Professional athletes train for hours every day and their dietary needs far surpass those of the typical exerciser. They have higher protein needs and require carb levels that will give them both short bursts of energy and long levels for endurance.
Gatorade, the company most well known for hydration beverages, has created a line of product for professional athletes called Gatorade G Series Pro. This line was created with elite athletes in mind, those who train for hours and face different nutritional hurdles than the rest of us. This line has different nutritional standards than the other lines Gatorade offers, the traditional Gatorade often referred to as G or G2 (the lower sugar version), the G Series Fit and the G Series Natural. G Series Pro is offered in the same three step line as the G Series Fit, with Prime, Perform and Recover. Prime was created for use an hour before training, Perform during and Recover for use within two hours after a workout.
Gatorade is a well known beverage, served at sports events everywhere, from preschool sports games to professional events. It’s arguably the most served beverage at sporting events, but many parents are not fans of it. The traditional G Series is often thought to be high in sugar, and in answer to this, Gatorade created a lower sugar version, called G2. This beverage wasn’t a perfect fit for many families, however, in that it’s sweetened with sucralose. Many families desire natural foods and beverages and Gatorade has created a new line of performance beverages to please the most discerning of athletes.

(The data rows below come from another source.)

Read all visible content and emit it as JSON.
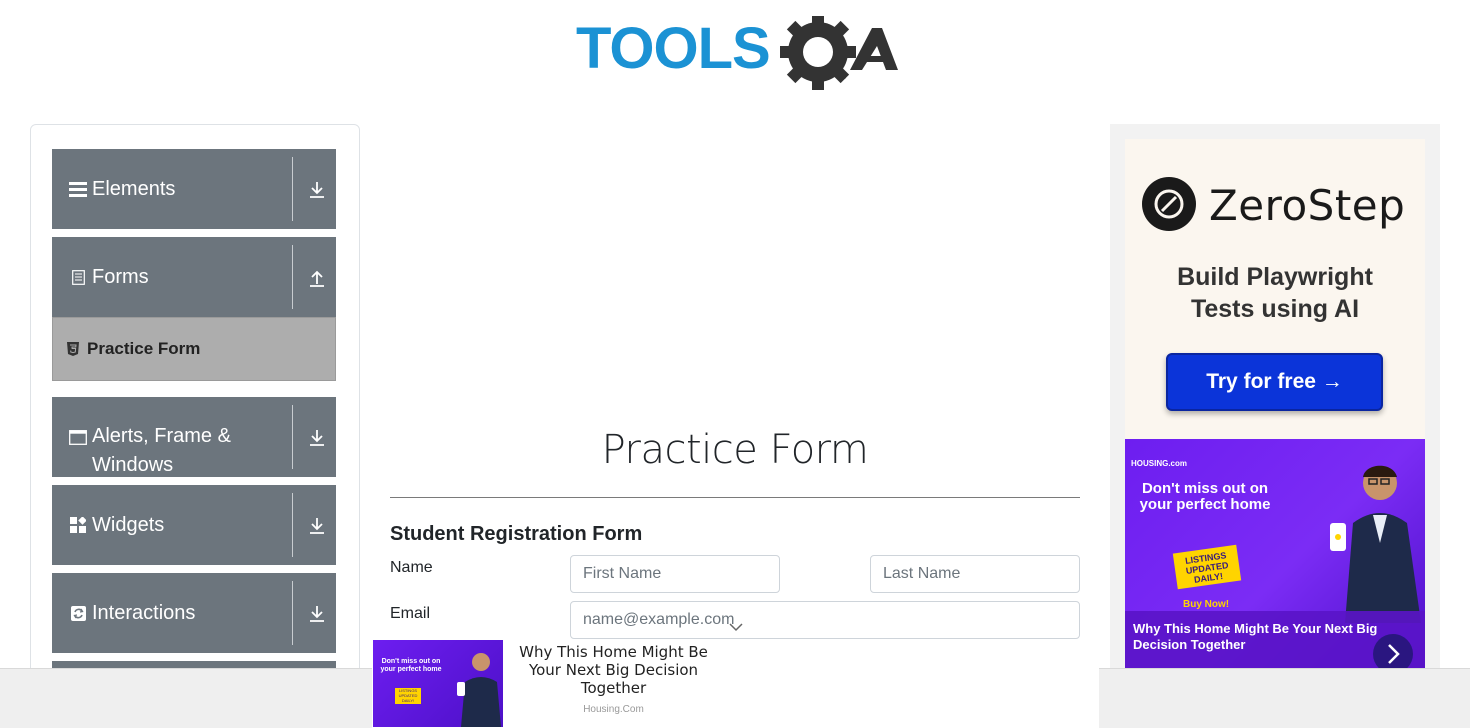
{
  "header": {
    "logo_text_1": "TOOLS",
    "logo_text_2": "QA",
    "logo_color": "#1b92d4",
    "logo_dark": "#333333"
  },
  "sidebar": {
    "groups": [
      {
        "label": "Elements",
        "icon": "hamburger-icon",
        "toggle": "download-icon"
      },
      {
        "label": "Forms",
        "icon": "document-icon",
        "toggle": "upload-icon"
      },
      {
        "label": "Alerts, Frame & Windows",
        "icon": "window-icon",
        "toggle": "download-icon"
      },
      {
        "label": "Widgets",
        "icon": "widgets-icon",
        "toggle": "download-icon"
      },
      {
        "label": "Interactions",
        "icon": "interactions-icon",
        "toggle": "download-icon"
      }
    ],
    "active_item": {
      "label": "Practice Form",
      "icon": "html5-icon"
    }
  },
  "main": {
    "page_title": "Practice Form",
    "form_title": "Student Registration Form",
    "name_label": "Name",
    "first_name_placeholder": "First Name",
    "last_name_placeholder": "Last Name",
    "email_label": "Email",
    "email_placeholder": "name@example.com"
  },
  "ad_right": {
    "brand": "ZeroStep",
    "tagline_1": "Build Playwright",
    "tagline_2": "Tests using AI",
    "button": "Try for free →",
    "promo_brand": "HOUSING.com",
    "promo_head": "Don't miss out on your perfect home",
    "promo_badge": "LISTINGS UPDATED DAILY!",
    "promo_buy": "Buy Now!",
    "promo_caption": "Why This Home Might Be Your Next Big Decision Together"
  },
  "ad_bottom": {
    "headline": "Why This Home Might Be Your Next Big Decision Together",
    "source": "Housing.Com",
    "thumb_head": "Don't miss out on your perfect home",
    "thumb_badge": "LISTINGS UPDATED DAILY!"
  },
  "colors": {
    "sidebar_group": "#6c757d",
    "active_item": "#adadad",
    "cta_blue": "#0b34d9",
    "promo_purple": "#6d1ef0"
  }
}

Called G Series Natural, the beverage is part of the Perform level, designed to be enjoyed while exercising. G Series Natural replenishes lost fluids and electrolytes exactly the same as traditional Gatorade. Containing only sea salt, natural flavors and natural sweeteners, this beverage meets the needs of athletes who don’t want artificial colors or sweeteners. G Series Natural is sweetened with sucrose and dextrose and has 50 calories per serving. For a lower calorie, yet still natural choice, G2 Natural is sweetened with Stevia, and has 20 calories per serving. Each bottle contains 2 servings. (Always read the label!)